There is a fair degree of inaccuracy inherent in our design. We used fixed point arithmetic with 2 integer bits and 14 fractional bits to save space and avoid implementing floating point arithmetic. Furthermore, as discussed earlier, we approximated several multiplications using shifts to save DSP units. It would be fairly easy to increase the accuracy of this simulation, if we had access to more fast memory. The bit widths can be increased to, for example, 32 bits with 2 integer bits and 30 fractional bits and the shifts can be replaced with actual multiplications. However, we doubt there be a noticeable difference in the simulation.

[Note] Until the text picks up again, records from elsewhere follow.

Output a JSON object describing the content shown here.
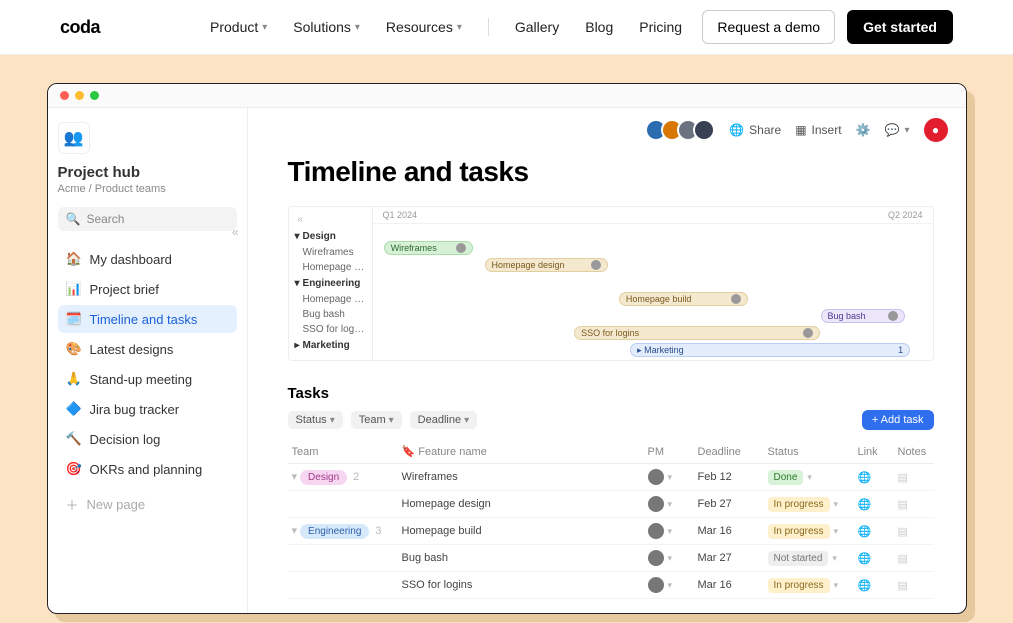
{
  "nav": {
    "logo": "coda",
    "items": [
      "Product",
      "Solutions",
      "Resources",
      "Gallery",
      "Blog",
      "Pricing"
    ],
    "demo": "Request a demo",
    "start": "Get started"
  },
  "doc": {
    "title": "Project hub",
    "breadcrumb": "Acme / Product teams",
    "search_placeholder": "Search"
  },
  "pages": [
    {
      "icon": "🏠",
      "label": "My dashboard"
    },
    {
      "icon": "📊",
      "label": "Project brief"
    },
    {
      "icon": "🗓️",
      "label": "Timeline and tasks",
      "active": true
    },
    {
      "icon": "🎨",
      "label": "Latest designs"
    },
    {
      "icon": "🙏",
      "label": "Stand-up meeting"
    },
    {
      "icon": "🔷",
      "label": "Jira bug tracker"
    },
    {
      "icon": "🔨",
      "label": "Decision log"
    },
    {
      "icon": "🎯",
      "label": "OKRs and planning"
    }
  ],
  "newpage": "New page",
  "toolbar": {
    "share": "Share",
    "insert": "Insert"
  },
  "page_title": "Timeline and tasks",
  "gantt": {
    "q1": "Q1 2024",
    "q2": "Q2 2024",
    "groups": [
      {
        "name": "Design",
        "rows": [
          "Wireframes",
          "Homepage desi…"
        ]
      },
      {
        "name": "Engineering",
        "rows": [
          "Homepage build",
          "Bug bash",
          "SSO for logins"
        ]
      },
      {
        "name": "Marketing",
        "rows": []
      }
    ],
    "bars": {
      "wire": "Wireframes",
      "home": "Homepage design",
      "build": "Homepage build",
      "bug": "Bug bash",
      "sso": "SSO for logins",
      "mkt": "Marketing",
      "mktcount": "1"
    }
  },
  "tasks": {
    "heading": "Tasks",
    "filters": [
      "Status",
      "Team",
      "Deadline"
    ],
    "add": "+ Add task",
    "cols": {
      "team": "Team",
      "feature": "Feature name",
      "pm": "PM",
      "deadline": "Deadline",
      "status": "Status",
      "link": "Link",
      "notes": "Notes"
    },
    "groups": [
      {
        "team": "Design",
        "count": "2",
        "rows": [
          {
            "feature": "Wireframes",
            "deadline": "Feb 12",
            "status": "Done",
            "statusCls": "done"
          },
          {
            "feature": "Homepage design",
            "deadline": "Feb 27",
            "status": "In progress",
            "statusCls": "prog"
          }
        ]
      },
      {
        "team": "Engineering",
        "count": "3",
        "rows": [
          {
            "feature": "Homepage build",
            "deadline": "Mar 16",
            "status": "In progress",
            "statusCls": "prog"
          },
          {
            "feature": "Bug bash",
            "deadline": "Mar 27",
            "status": "Not started",
            "statusCls": "not"
          },
          {
            "feature": "SSO for logins",
            "deadline": "Mar 16",
            "status": "In progress",
            "statusCls": "prog"
          }
        ]
      }
    ]
  }
}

Our system was designed to be very easy to use. A user can use the mouse to control a cursor on the screen and can click to inject particles or a create a particle jet into the simulation. By holding the left mouse button, a user pauses the simulation, draws a pattern on the screen, and on release of the button, injects particles at every point of the drawn pattern. By holding the right mouse button, the user can inject a stream of particles in real time, with the direction of the jet determined by the direction of motion of the mouse. Furthermore, the user can easily adjust the velocity of the particles introduced and whether the VGA displays the particle velocity or density using the switches on the board. We also carefully calibrated the colors in the display so that it is easy to discern areas of high flow and high density.


The bottleneck for our design was memory. Besides that, our design utilizes a fairly low portion of FPGA area. The compilation report can be found below.

Figure 12: Compilation Report

Video and Images


Overall, we achieved the goals that we set out for this project earlier in the semester. We were able to construct a real time Lattice Boltzmann simulation accelerated on the FPGA and displayed on the VGA monitor with mouse, switch, and pushbutton interaction. We also added additional features with the extra time that we had, such as the ability to view both density and velocity, incorporating both particle painting and particle jet production, and the ability to adjust the input velocities.

There are numerous improvements that we could have implemented if we had more time. One noticeable issue with our design is that density tends to settle on a diagonal line from the top left to the bottom right. This is because with our shift register setup with left-to-right wrap around, we are sometimes reading a value from the opposite side on the next line when it theoretically should be on the same line. Another potential improvement is if we had more memory, we would be able to achieve a higher resolution at the same frame rate. In our design, we were limited by the number of M10K blocks available on the FPGA. We could move our design to a larger FPGA or potentially use a different memory on the chip with a higher capacity such as SDRAM. There is also room for improvement with the speed of computation. Right now, we are using the VGA clock for our entire solution. Our solver could potentially be clocked faster if we pipelined it.

Our design conforms to all applicable standards. We used a similar architecture described by Domien Nowicki and Luc Claeson in their paper “SoC Architecture for Real-Time Interactive Painting based on Lattice-Boltzmann.” Our design uses Altera’s IP for random access memory modules and the phase locked loop module to drive a modified VGA controller originally developed by Terasic. We drew heavily from Bruce Land’s work for much of the boilerplate code.


[1]Nowicki, Claeson, SoC Architecture for Real-Time Interactive Painting based on Lattice-Boltzmann, (

[2]O'Brien, A FRAMEWORK FOR DIGITAL WATERCOLOR A Thesis by PATRICK O’BRIEN 2008, Texas A&M University (


Appendix A: Permissions

The group approves this report for inclusion on the course website.

The group approves the video for inclusion on the course youtube channel.

Appendix B: Code

Project Directory

Mouse Test C File